Coffee is unexpectedly good for your health in a variety of ways. It includes polyphenols (potent antioxidants), can enhance intestinal health, and may even help you live longer.
While a cup of coffee in the morning might enhance your general health, there are a few things to consider, such as what coffee does to your blood pressure.
It's vital to emphasize that it's not only coffee that should be avoided but caffeine in general. Caffeine can induce a brief but substantial spike in blood pressure.
Although the exact cause is unknown, some experts believe coffee might disrupt a hormone that maintains the arteries enlarged, resulting in larger levels.
If your blood pressure rises by 5 to 10 points 30 minutes after consuming coffee, it may be good to reduce your intake. Particularly who have a history of high blood pressure.
However, while some coffee users will have elevated blood pressure, not all will. Caffeine does not have a long-term effect on BP in many cases, making it totally safe to take.

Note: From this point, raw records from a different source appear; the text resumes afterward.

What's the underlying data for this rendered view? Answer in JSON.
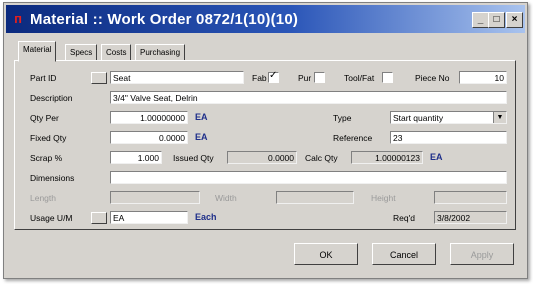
{
  "window": {
    "title": "Material :: Work Order 0872/1(10)(10)",
    "controls": {
      "minimize": "_",
      "maximize": "□",
      "close": "×"
    }
  },
  "tabs": [
    "Material",
    "Specs",
    "Costs",
    "Purchasing"
  ],
  "form": {
    "part_id": {
      "label": "Part ID",
      "value": "Seat"
    },
    "fab": {
      "label": "Fab",
      "checked": true
    },
    "pur": {
      "label": "Pur",
      "checked": false
    },
    "tool_fat": {
      "label": "Tool/Fat",
      "checked": false
    },
    "piece_no": {
      "label": "Piece No",
      "value": "10"
    },
    "description": {
      "label": "Description",
      "value": "3/4\" Valve Seat, Delrin"
    },
    "qty_per": {
      "label": "Qty Per",
      "value": "1.00000000",
      "unit": "EA"
    },
    "type": {
      "label": "Type",
      "value": "Start quantity"
    },
    "fixed_qty": {
      "label": "Fixed Qty",
      "value": "0.0000",
      "unit": "EA"
    },
    "reference": {
      "label": "Reference",
      "value": "23"
    },
    "scrap": {
      "label": "Scrap %",
      "value": "1.000"
    },
    "issued_qty": {
      "label": "Issued Qty",
      "value": "0.0000"
    },
    "calc_qty": {
      "label": "Calc Qty",
      "value": "1.00000123",
      "unit": "EA"
    },
    "dimensions": {
      "label": "Dimensions",
      "value": ""
    },
    "length": {
      "label": "Length",
      "value": ""
    },
    "width": {
      "label": "Width",
      "value": ""
    },
    "height": {
      "label": "Height",
      "value": ""
    },
    "usage_um": {
      "label": "Usage U/M",
      "value": "EA",
      "unit": "Each"
    },
    "reqd": {
      "label": "Req'd",
      "value": "3/8/2002"
    }
  },
  "buttons": {
    "ok": "OK",
    "cancel": "Cancel",
    "apply": "Apply"
  }
}
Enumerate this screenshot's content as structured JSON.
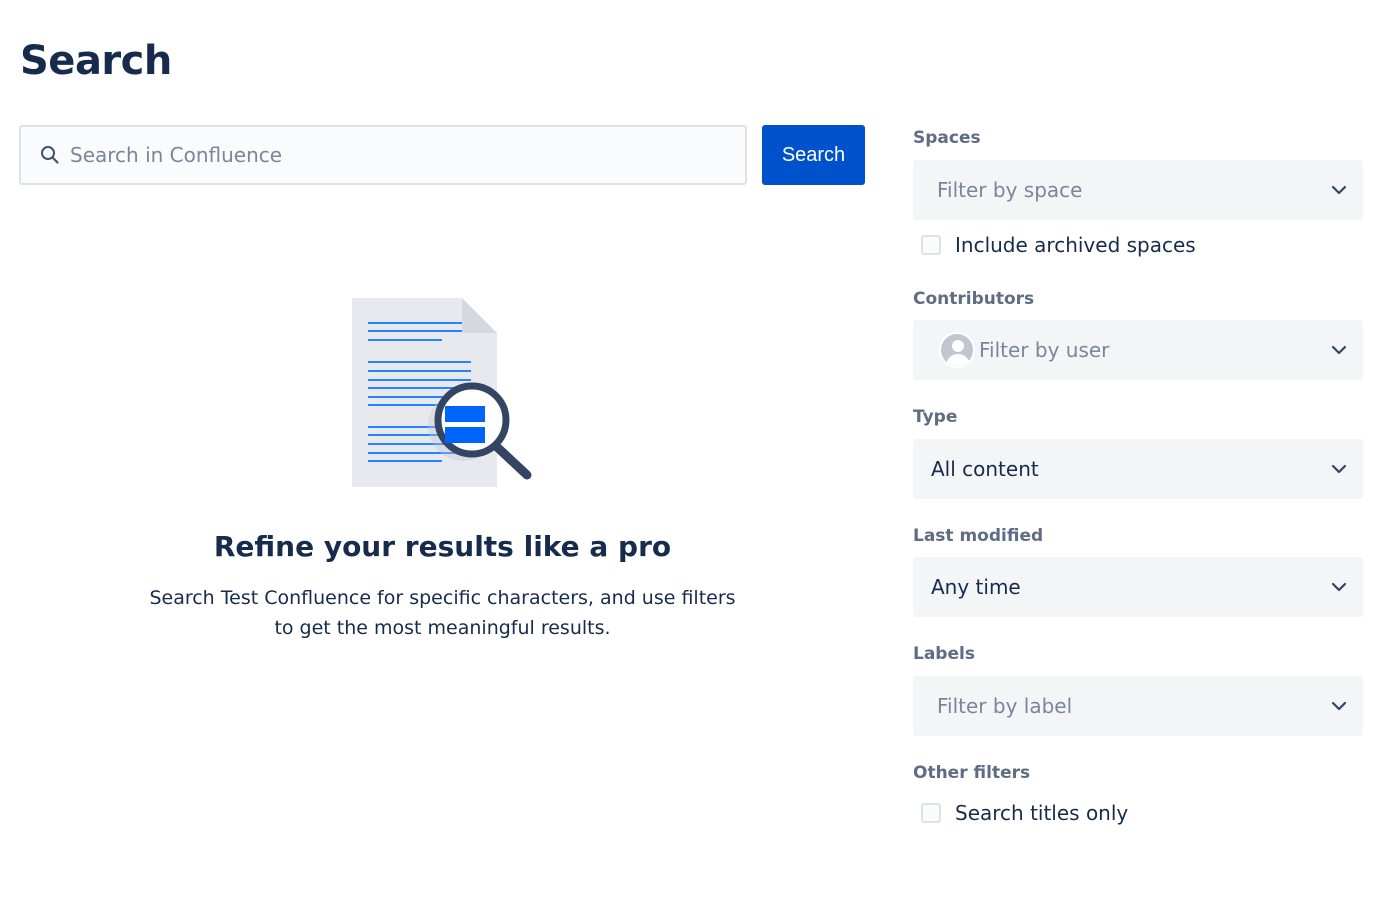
{
  "page": {
    "title": "Search"
  },
  "search": {
    "placeholder": "Search in Confluence",
    "value": "",
    "button_label": "Search"
  },
  "empty_state": {
    "heading": "Refine your results like a pro",
    "description": "Search Test Confluence for specific characters, and use filters to get the most meaningful results."
  },
  "filters": {
    "spaces": {
      "label": "Spaces",
      "placeholder": "Filter by space",
      "archived_label": "Include archived spaces",
      "archived_checked": false
    },
    "contributors": {
      "label": "Contributors",
      "placeholder": "Filter by user"
    },
    "type": {
      "label": "Type",
      "value": "All content"
    },
    "last_modified": {
      "label": "Last modified",
      "value": "Any time"
    },
    "labels": {
      "label": "Labels",
      "placeholder": "Filter by label"
    },
    "other": {
      "label": "Other filters",
      "titles_only_label": "Search titles only",
      "titles_only_checked": false
    }
  },
  "colors": {
    "primary": "#0052cc",
    "text": "#172b4d",
    "subtle": "#5e6c84",
    "field_bg": "#f4f5f7"
  }
}
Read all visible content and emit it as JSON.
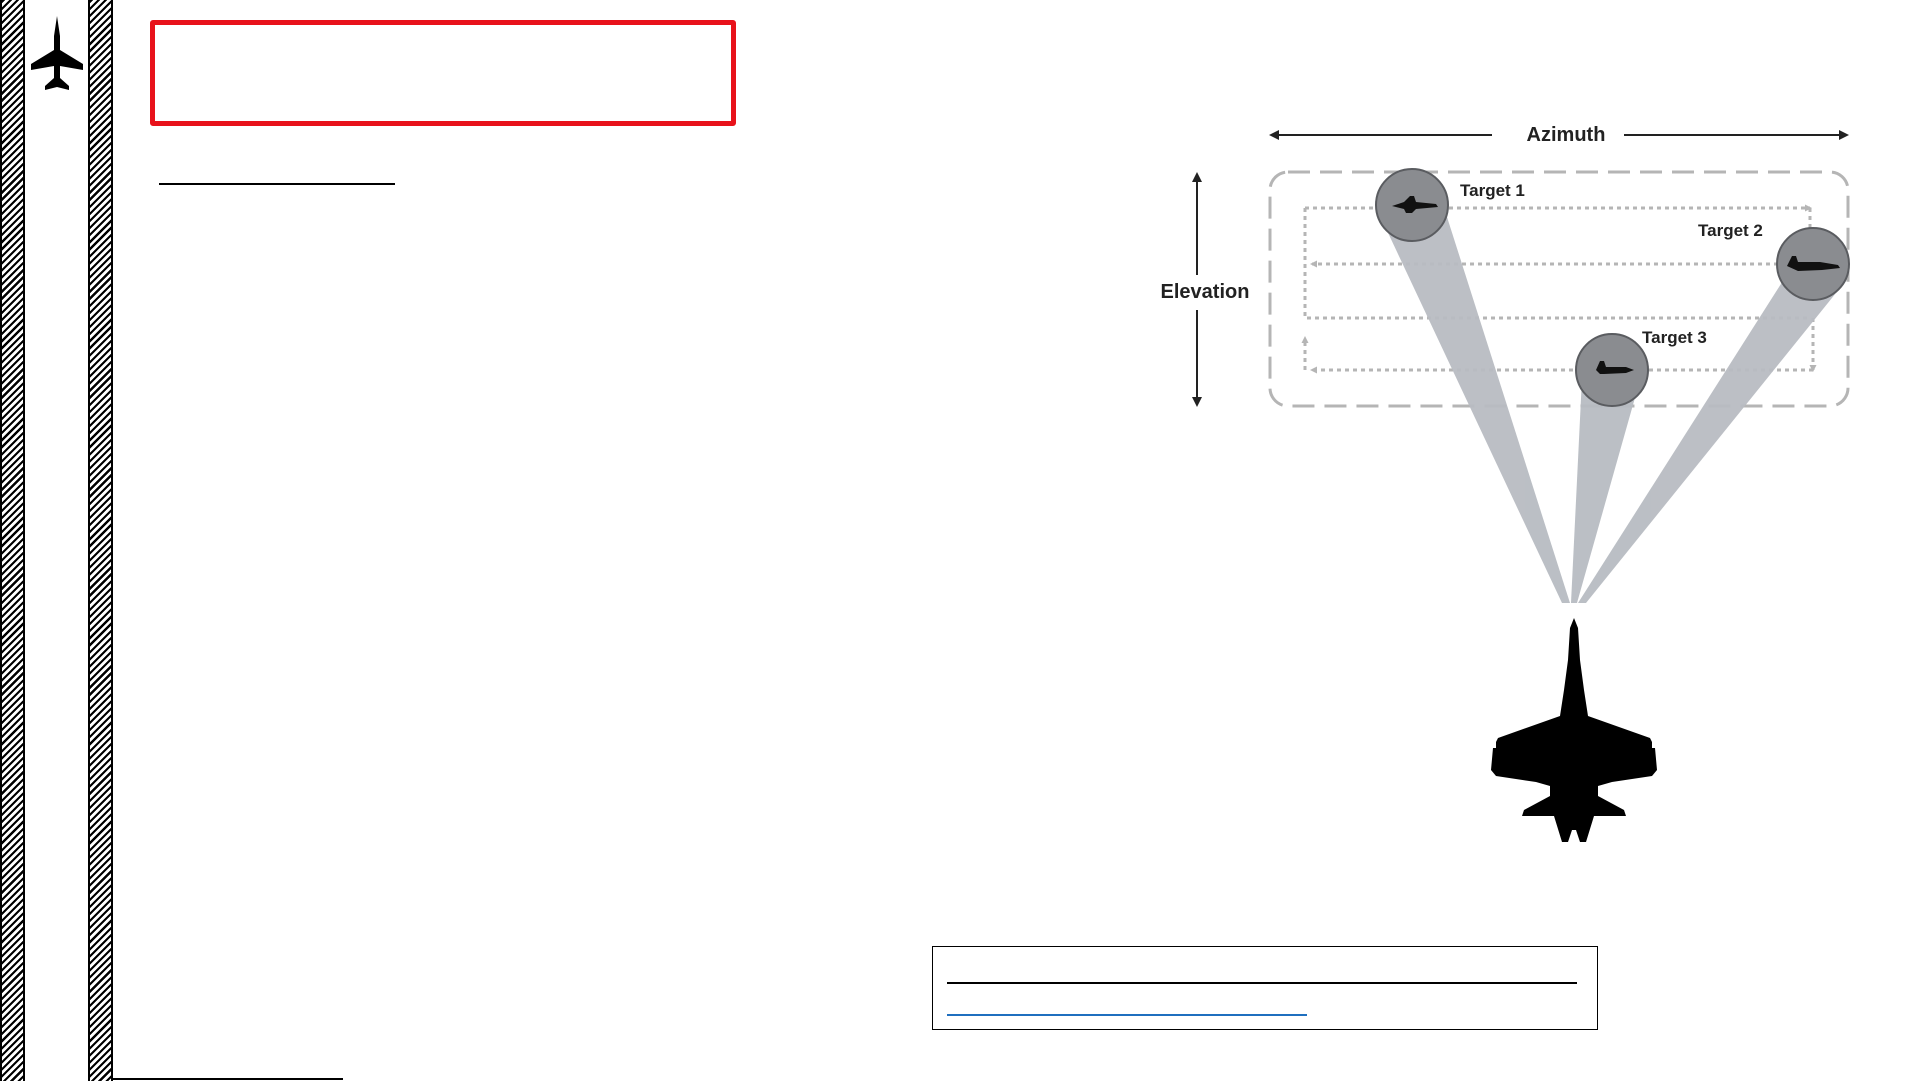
{
  "slide": {
    "title": "",
    "sidebar_icon": "fighter-jet-icon"
  },
  "diagram": {
    "azimuth_label": "Azimuth",
    "elevation_label": "Elevation",
    "targets": [
      {
        "label": "Target 1"
      },
      {
        "label": "Target 2"
      },
      {
        "label": "Target 3"
      }
    ],
    "colors": {
      "scan_box": "#b5b5b5",
      "beam": "#b8bcc2",
      "target_circle": "#8a8c90",
      "aircraft": "#000000",
      "title_border": "#e8121b",
      "link": "#1f6fbf"
    }
  },
  "caption": {
    "text": "",
    "link_text": ""
  }
}
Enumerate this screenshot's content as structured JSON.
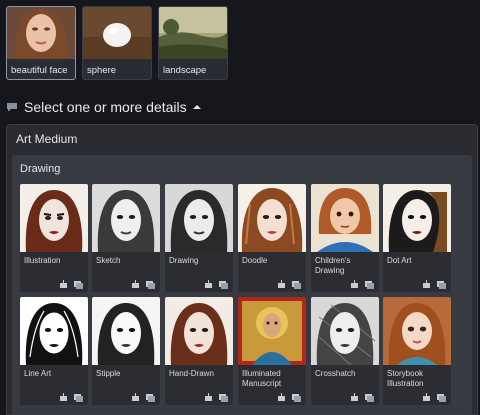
{
  "subjects": [
    {
      "label": "beautiful face",
      "icon": "face-thumbnail",
      "selected": true
    },
    {
      "label": "sphere",
      "icon": "sphere-thumbnail",
      "selected": false
    },
    {
      "label": "landscape",
      "icon": "landscape-thumbnail",
      "selected": false
    }
  ],
  "details": {
    "title": "Select one or more details"
  },
  "art_medium": {
    "title": "Art Medium",
    "group_title": "Drawing",
    "items": [
      {
        "label": "Illustration",
        "icon": "illustration-thumbnail"
      },
      {
        "label": "Sketch",
        "icon": "sketch-thumbnail"
      },
      {
        "label": "Drawing",
        "icon": "drawing-thumbnail"
      },
      {
        "label": "Doodle",
        "icon": "doodle-thumbnail"
      },
      {
        "label": "Children's Drawing",
        "icon": "childrens-drawing-thumbnail"
      },
      {
        "label": "Dot Art",
        "icon": "dot-art-thumbnail"
      },
      {
        "label": "Line Art",
        "icon": "line-art-thumbnail"
      },
      {
        "label": "Stipple",
        "icon": "stipple-thumbnail"
      },
      {
        "label": "Hand-Drawn",
        "icon": "hand-drawn-thumbnail"
      },
      {
        "label": "Illuminated Manuscript",
        "icon": "illuminated-manuscript-thumbnail"
      },
      {
        "label": "Crosshatch",
        "icon": "crosshatch-thumbnail"
      },
      {
        "label": "Storybook Illustration",
        "icon": "storybook-illustration-thumbnail"
      }
    ]
  }
}
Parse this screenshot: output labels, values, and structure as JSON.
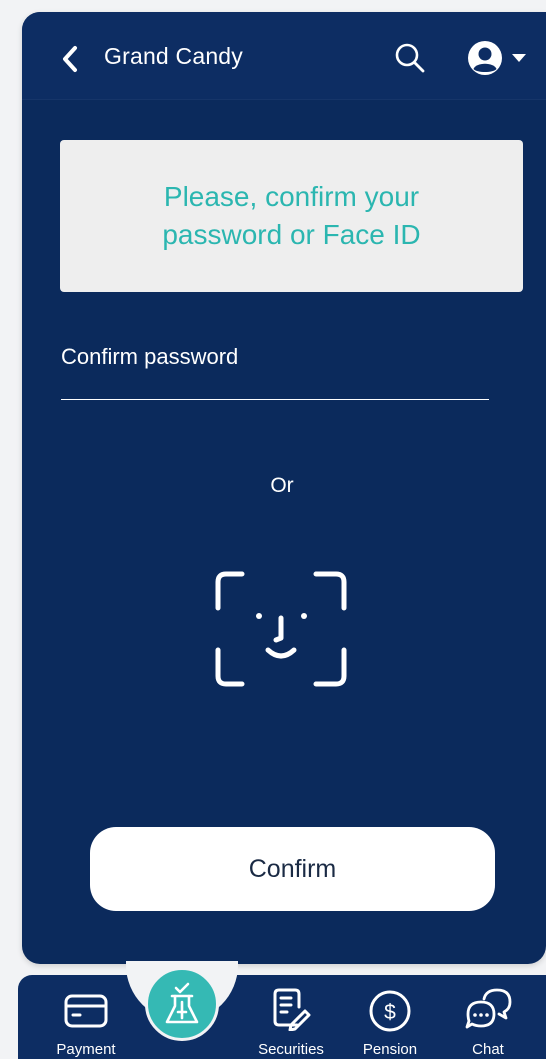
{
  "header": {
    "title": "Grand Candy",
    "back_icon": "chevron-left-icon",
    "search_icon": "search-icon",
    "profile_icon": "user-circle-icon",
    "dropdown_icon": "caret-down-icon"
  },
  "notice": {
    "text": "Please, confirm your password or Face ID"
  },
  "password": {
    "label": "Confirm password",
    "value": "",
    "placeholder": ""
  },
  "or_text": "Or",
  "face_id_icon": "face-id-icon",
  "confirm_label": "Confirm",
  "tabbar": {
    "items": [
      {
        "label": "Payment",
        "icon": "credit-card-icon"
      },
      {
        "label": "",
        "icon": "invest-flask-icon"
      },
      {
        "label": "Securities",
        "icon": "document-pen-icon"
      },
      {
        "label": "Pension",
        "icon": "dollar-circle-icon"
      },
      {
        "label": "Chat",
        "icon": "chat-bubbles-icon"
      }
    ]
  },
  "colors": {
    "background": "#0b2a5c",
    "accent": "#2bb6b0",
    "notice_bg": "#eeeeee",
    "button_bg": "#ffffff"
  }
}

An 8-ounce cup of coffee has 100 milligrams of caffeine, and the daily caffeine limit is 400 milligrams—equivalent to 28 ounces of normal black coffee.
Drinking more than this quantity is not suggested by experts because of the impact on blood pressure, anxiety, sleeplessness, and digestive difficulties.
If your blood is higher than usual, see your doctor about caffeine use and whether they recommend lowering your daily cup of coffee.